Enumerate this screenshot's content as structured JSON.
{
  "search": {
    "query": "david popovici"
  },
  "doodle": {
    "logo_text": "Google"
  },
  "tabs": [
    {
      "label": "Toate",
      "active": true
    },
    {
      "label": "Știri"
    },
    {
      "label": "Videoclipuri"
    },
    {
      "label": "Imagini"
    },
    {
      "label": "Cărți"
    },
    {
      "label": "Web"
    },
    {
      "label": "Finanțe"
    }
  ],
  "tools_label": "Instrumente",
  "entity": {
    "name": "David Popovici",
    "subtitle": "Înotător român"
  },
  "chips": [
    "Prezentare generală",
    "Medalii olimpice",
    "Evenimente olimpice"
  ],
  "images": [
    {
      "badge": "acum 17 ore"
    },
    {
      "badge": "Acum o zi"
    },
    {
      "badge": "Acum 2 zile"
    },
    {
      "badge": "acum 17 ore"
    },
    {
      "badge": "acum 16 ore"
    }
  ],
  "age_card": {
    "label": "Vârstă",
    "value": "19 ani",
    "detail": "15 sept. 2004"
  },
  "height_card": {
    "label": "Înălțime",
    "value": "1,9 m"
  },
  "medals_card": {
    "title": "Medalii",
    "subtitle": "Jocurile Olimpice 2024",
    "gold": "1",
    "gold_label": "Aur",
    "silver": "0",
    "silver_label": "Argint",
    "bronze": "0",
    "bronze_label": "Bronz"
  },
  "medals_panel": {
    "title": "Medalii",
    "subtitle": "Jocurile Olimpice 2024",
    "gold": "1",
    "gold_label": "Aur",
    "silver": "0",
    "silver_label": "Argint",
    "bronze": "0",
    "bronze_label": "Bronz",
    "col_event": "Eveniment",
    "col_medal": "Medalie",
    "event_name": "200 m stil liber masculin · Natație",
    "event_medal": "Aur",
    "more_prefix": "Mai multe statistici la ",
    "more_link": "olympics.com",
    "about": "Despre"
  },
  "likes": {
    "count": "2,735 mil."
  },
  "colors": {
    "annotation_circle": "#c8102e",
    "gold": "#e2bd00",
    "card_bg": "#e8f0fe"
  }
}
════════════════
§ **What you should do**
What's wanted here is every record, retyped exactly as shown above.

§ **Exercise answer**
Enumerate this screenshot's content as structured JSON.
{
  "search": {
    "query": "david popovici"
  },
  "doodle": {
    "logo_text": "Google"
  },
  "tabs": [
    {
      "label": "Toate",
      "active": true
    },
    {
      "label": "Știri"
    },
    {
      "label": "Videoclipuri"
    },
    {
      "label": "Imagini"
    },
    {
      "label": "Cărți"
    },
    {
      "label": "Web"
    },
    {
      "label": "Finanțe"
    }
  ],
  "tools_label": "Instrumente",
  "entity": {
    "name": "David Popovici",
    "subtitle": "Înotător român"
  },
  "chips": [
    "Prezentare generală",
    "Medalii olimpice",
    "Evenimente olimpice"
  ],
  "images": [
    {
      "badge": "acum 17 ore"
    },
    {
      "badge": "Acum o zi"
    },
    {
      "badge": "Acum 2 zile"
    },
    {
      "badge": "acum 17 ore"
    },
    {
      "badge": "acum 16 ore"
    }
  ],
  "age_card": {
    "label": "Vârstă",
    "value": "19 ani",
    "detail": "15 sept. 2004"
  },
  "height_card": {
    "label": "Înălțime",
    "value": "1,9 m"
  },
  "medals_card": {
    "title": "Medalii",
    "subtitle": "Jocurile Olimpice 2024",
    "gold": "1",
    "gold_label": "Aur",
    "silver": "0",
    "silver_label": "Argint",
    "bronze": "0",
    "bronze_label": "Bronz"
  },
  "medals_panel": {
    "title": "Medalii",
    "subtitle": "Jocurile Olimpice 2024",
    "gold": "1",
    "gold_label": "Aur",
    "silver": "0",
    "silver_label": "Argint",
    "bronze": "0",
    "bronze_label": "Bronz",
    "col_event": "Eveniment",
    "col_medal": "Medalie",
    "event_name": "200 m stil liber masculin · Natație",
    "event_medal": "Aur",
    "more_prefix": "Mai multe statistici la ",
    "more_link": "olympics.com",
    "about": "Despre"
  },
  "likes": {
    "count": "2,735 mil."
  },
  "colors": {
    "annotation_circle": "#c8102e",
    "gold": "#e2bd00",
    "card_bg": "#e8f0fe"
  }
}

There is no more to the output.